    Aren't cha' glad your whole bread didn't come out tasting like melted plastic ? Your braver than I am...or it may just be most of my luck is of the not "good" kind! Enjoy.

    I make an Easter bread ring in the same sort of layout only with coloured eggs, snuggled into the braids. I sprinkle on flower shaped sprinkles on the icing and it comes out lovely each time. I was worried the eggs would pop. It has a super flavour with the addition of a bit of orange and lemon zest.

    Happy Mardi Gras.
  11. Gramma Teetsie
    Friday, February 18th, 2011
    That is so cool. I never knew the history behind this cake. In our family at Christmas we send cards with the Three Wise Men on them and when you receive these type of cards (Three Wise Men) you are to put them up over your door way and that is supposed to bring you health, wealth and happiness through the year. Unfortunately, I must not have gotten enough of them the past few years. But I think I am going to try the cake. Thank you for the suggestion.
  12. Friday, February 18th, 2011
    When you buy king cakes at the store now the baby is on top, since it is a choking hazard. You aren't supposed to put it in until the cake is already baked - you slip it in through the bottom before you ice it so no one will be able to see where it is at.

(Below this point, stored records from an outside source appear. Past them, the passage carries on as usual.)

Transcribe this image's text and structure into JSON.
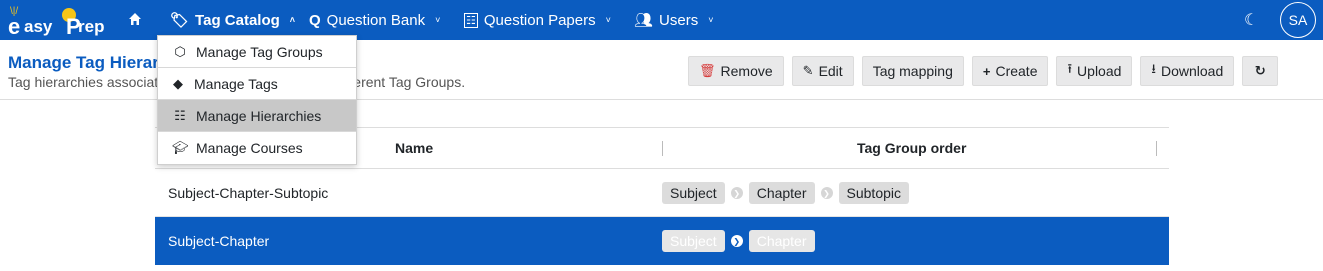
{
  "brand": {
    "e": "e",
    "asy": "asy",
    "p": "P",
    "rep": "rep"
  },
  "nav": {
    "tag_catalog": "Tag Catalog",
    "question_bank": "Question Bank",
    "question_papers": "Question Papers",
    "users": "Users",
    "avatar": "SA"
  },
  "header": {
    "title": "Manage Tag Hierarchies",
    "subtitle": "Tag hierarchies associate tag group ordering among different Tag Groups."
  },
  "toolbar": {
    "remove": "Remove",
    "edit": "Edit",
    "tag_mapping": "Tag mapping",
    "create": "Create",
    "upload": "Upload",
    "download": "Download"
  },
  "dropdown": {
    "items": [
      {
        "label": "Manage Tag Groups",
        "icon": "tags-icon"
      },
      {
        "label": "Manage Tags",
        "icon": "tag-icon"
      },
      {
        "label": "Manage Hierarchies",
        "icon": "hierarchy-icon"
      },
      {
        "label": "Manage Courses",
        "icon": "graduation-cap-icon"
      }
    ]
  },
  "table": {
    "columns": [
      "Name",
      "Tag Group order"
    ],
    "rows": [
      {
        "name": "Subject-Chapter-Subtopic",
        "order": [
          "Subject",
          "Chapter",
          "Subtopic"
        ]
      },
      {
        "name": "Subject-Chapter",
        "order": [
          "Subject",
          "Chapter"
        ]
      }
    ]
  },
  "colors": {
    "primary": "#0b5cc0",
    "accent": "#f5c518",
    "danger": "#d63b3b"
  }
}
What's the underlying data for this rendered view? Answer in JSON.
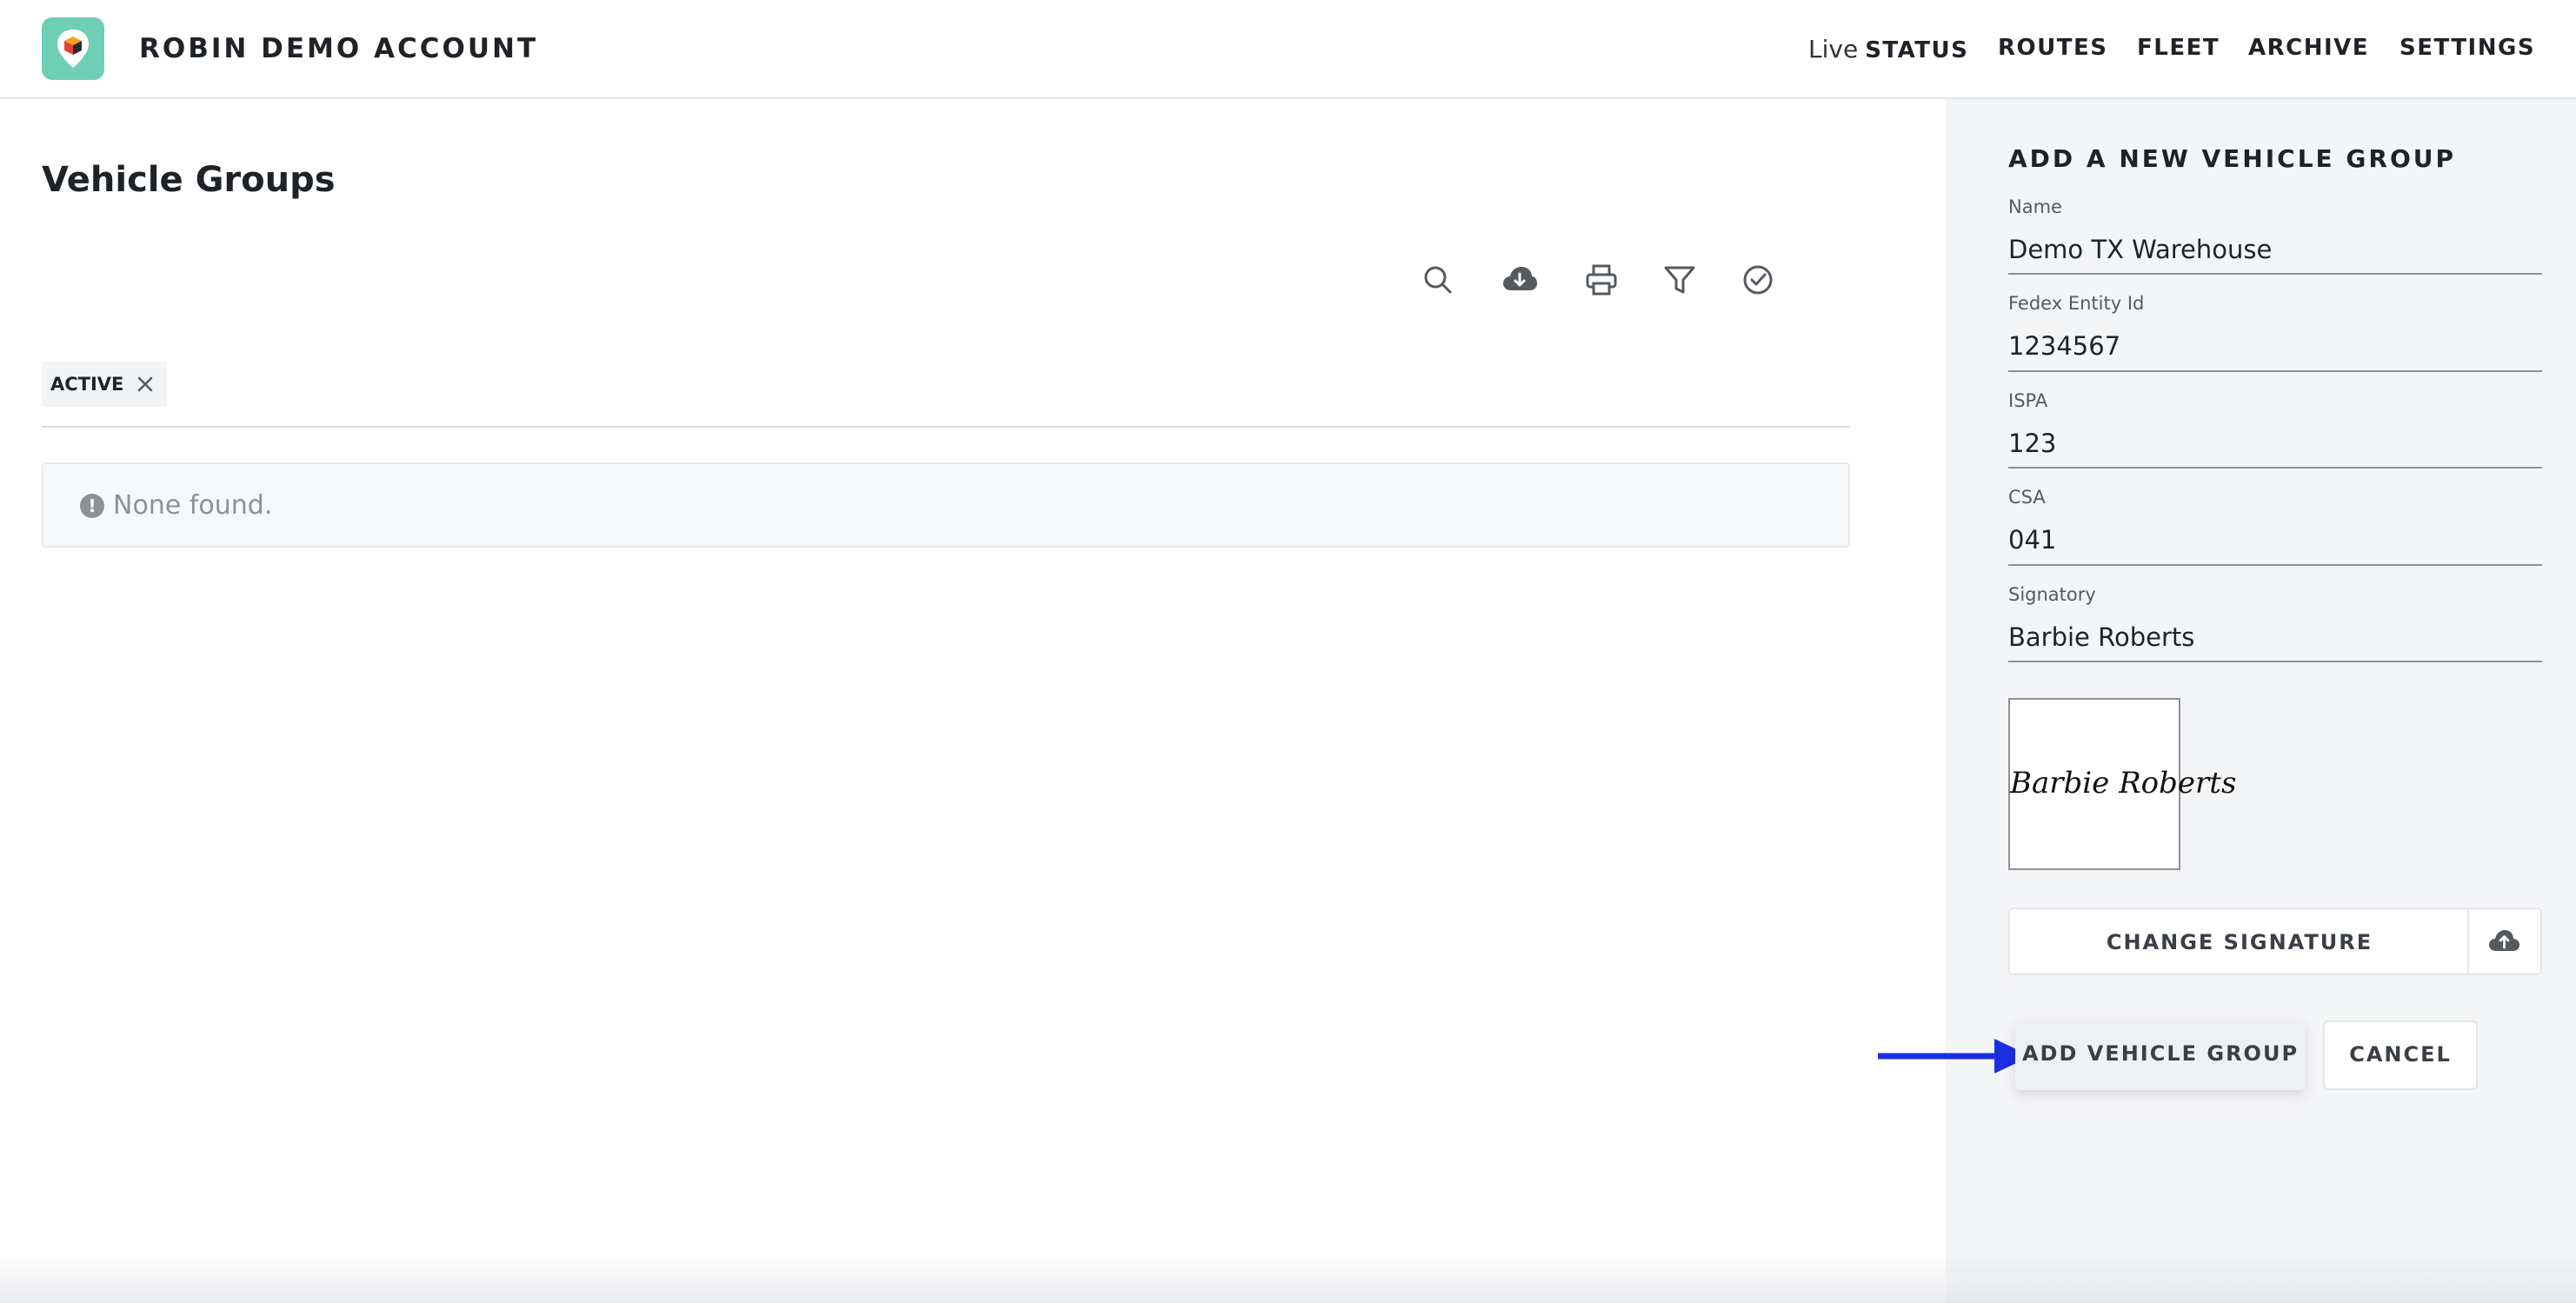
{
  "header": {
    "account_name": "ROBIN DEMO ACCOUNT",
    "nav": {
      "live_prefix": "Live",
      "status": "STATUS",
      "routes": "ROUTES",
      "fleet": "FLEET",
      "archive": "ARCHIVE",
      "settings": "SETTINGS"
    }
  },
  "main": {
    "title": "Vehicle Groups",
    "toolbar_icons": [
      "search-icon",
      "cloud-download-icon",
      "print-icon",
      "filter-icon",
      "check-circle-icon"
    ],
    "filter_chip": "ACTIVE",
    "empty_message": "None found."
  },
  "panel": {
    "title": "ADD A NEW VEHICLE GROUP",
    "fields": [
      {
        "label": "Name",
        "value": "Demo TX Warehouse"
      },
      {
        "label": "Fedex Entity Id",
        "value": "1234567"
      },
      {
        "label": "ISPA",
        "value": "123"
      },
      {
        "label": "CSA",
        "value": "041"
      },
      {
        "label": "Signatory",
        "value": "Barbie Roberts"
      }
    ],
    "signature_image_text": "Barbie Roberts",
    "change_signature_label": "CHANGE SIGNATURE",
    "add_button_label": "ADD VEHICLE GROUP",
    "cancel_button_label": "CANCEL"
  },
  "colors": {
    "logo_bg": "#6fcfb4",
    "panel_bg": "#f4f5f7",
    "arrow": "#1a2fe0",
    "muted_text": "#8e9196"
  }
}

    Blueberry cream cheese filled is my favorite- I don't like the plain ones because they do taste just like a lighter version of a cinnamon roll.
  13. Friday, February 18th, 2011
    I hear you Libby, that's my question. I don't even microwave in plastic, I can't say I'd want to bake with it either!
  14. Nolaleblanc
    Friday, February 18th, 2011
    Or you can do what I do, get one from Haydel's Bakery. There are quite a few variations on king cakes in New Orleans these days including the cinnamon roll white icing variety. They are all delicious but I find that Haydel's has the most authentic traditional king cake.

  15. Friday, February 18th, 2011
    I decided I wanted to make a King's Cake this year. I've never had one nor eaten one, but I did read A LOT of recipes and they all seem to be cinnamon roll type recipes. So it's good to know I'm on the right track!

    Most recipes I've seen tuck the baby in after baking.
  16. Friday, February 18th, 2011
    This may be silly, but how does the plastic baby not melt???
  17. Kat
    Friday, February 18th, 2011
    You have the right idea in that it should taste like a cinnamon roll, but the inside should not be as dense as a roll. It should be light with just the hint of cinnamon throughout. Your cake looks yummy, but we usually just use a slight twist to make a big ring of cake and feed lots of people. Also, really thick gooey icing, with the whole part of icing covered in the sparkling colored sugar. I love having King Cakes this time of year, and can't wait for the parades.

    Kat from Southern Louisiana!